"My plea is to take the spotlight off finance and profit as the primary responsibility or activity of senior leaders because I believe we will never solve the problem of cost and finance by focusing cost and finance. We're going to have to solve that problem by focusing on the design and redesign of healthcare and the improvement of its quality."
Laboratory leadership is similarly distorted, often focused on the sticker price of an instrument, while being blind to the long-term costs of purchasing a collection of "cheap-but-bad" methods. Laboratories that invest in high quality save money for the entire organization, not just their own departmental budget. Laboratories that go with the lowest bid often hemorrhage their errors into the patient care pathway.

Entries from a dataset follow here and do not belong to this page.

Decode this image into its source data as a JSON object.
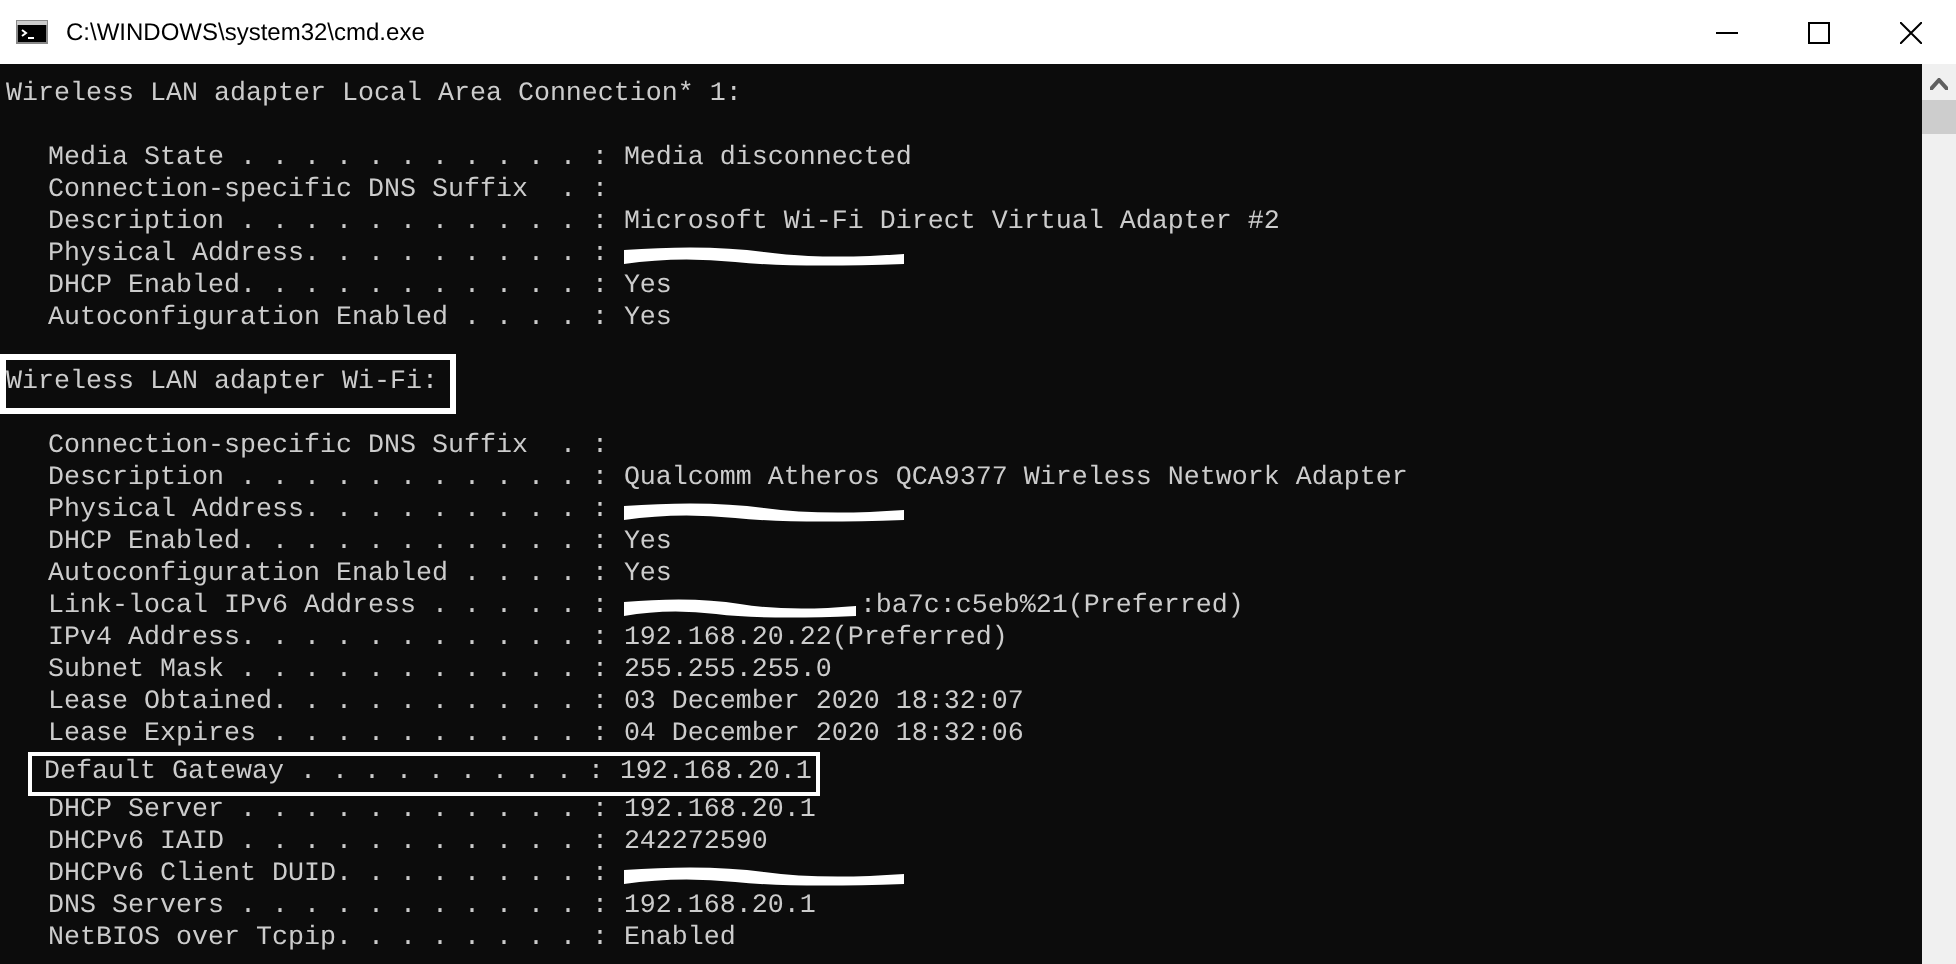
{
  "window": {
    "title": "C:\\WINDOWS\\system32\\cmd.exe"
  },
  "sections": [
    {
      "heading": "Wireless LAN adapter Local Area Connection* 1:",
      "highlighted": false,
      "entries": [
        {
          "label": "Media State . . . . . . . . . . . :",
          "value": "Media disconnected",
          "highlighted": false
        },
        {
          "label": "Connection-specific DNS Suffix  . :",
          "highlighted": false
        },
        {
          "label": "Description . . . . . . . . . . . :",
          "value": "Microsoft Wi-Fi Direct Virtual Adapter #2",
          "highlighted": false
        },
        {
          "label": "Physical Address. . . . . . . . . :",
          "redacted": true,
          "highlighted": false
        },
        {
          "label": "DHCP Enabled. . . . . . . . . . . :",
          "value": "Yes",
          "highlighted": false
        },
        {
          "label": "Autoconfiguration Enabled . . . . :",
          "value": "Yes",
          "highlighted": false
        }
      ]
    },
    {
      "heading": "Wireless LAN adapter Wi-Fi:",
      "highlighted": true,
      "entries": [
        {
          "label": "Connection-specific DNS Suffix  . :",
          "highlighted": false
        },
        {
          "label": "Description . . . . . . . . . . . :",
          "value": "Qualcomm Atheros QCA9377 Wireless Network Adapter",
          "highlighted": false
        },
        {
          "label": "Physical Address. . . . . . . . . :",
          "redacted": true,
          "highlighted": false
        },
        {
          "label": "DHCP Enabled. . . . . . . . . . . :",
          "value": "Yes",
          "highlighted": false
        },
        {
          "label": "Autoconfiguration Enabled . . . . :",
          "value": "Yes",
          "highlighted": false
        },
        {
          "label": "Link-local IPv6 Address . . . . . :",
          "redacted": true,
          "value": ":ba7c:c5eb%21(Preferred)",
          "highlighted": false
        },
        {
          "label": "IPv4 Address. . . . . . . . . . . :",
          "value": "192.168.20.22(Preferred)",
          "highlighted": false
        },
        {
          "label": "Subnet Mask . . . . . . . . . . . :",
          "value": "255.255.255.0",
          "highlighted": false
        },
        {
          "label": "Lease Obtained. . . . . . . . . . :",
          "value": "03 December 2020 18:32:07",
          "highlighted": false
        },
        {
          "label": "Lease Expires . . . . . . . . . . :",
          "value": "04 December 2020 18:32:06",
          "highlighted": false
        },
        {
          "label": "Default Gateway . . . . . . . . . :",
          "value": "192.168.20.1",
          "highlighted": true
        },
        {
          "label": "DHCP Server . . . . . . . . . . . :",
          "value": "192.168.20.1",
          "highlighted": false
        },
        {
          "label": "DHCPv6 IAID . . . . . . . . . . . :",
          "value": "242272590",
          "highlighted": false
        },
        {
          "label": "DHCPv6 Client DUID. . . . . . . . :",
          "redacted": true,
          "highlighted": false
        },
        {
          "label": "DNS Servers . . . . . . . . . . . :",
          "value": "192.168.20.1",
          "highlighted": false
        },
        {
          "label": "NetBIOS over Tcpip. . . . . . . . :",
          "value": "Enabled",
          "highlighted": false
        }
      ]
    }
  ]
}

Saving pennies on reagent can end up costing thousands in patient care.
Dr. Wachter ends his op-ed by quoting the father of quality measurement, Dr. Donabedian:
"Avedis Donabedian, a professor at the University of Michigan’s School of Public Health, was a towering figure in the field of quality measurement. He developed what is known as Donabedian’s triad, which states that quality can be measured by looking at outcomes (how the subjects fared), processes (what was done) and structures (how the work was organized). In 2000, shortly before he died, he was asked about his view of quality. What this hard-nosed scientist answered is shocking at first, then somehow seems obvious.
"'The secret of quality is love,' he said."
The secret of quality metrics is not to fall in love with the measurements and statistics themselves, but to remember that they are only a means to a more important end. It's all about our patients and our loved ones.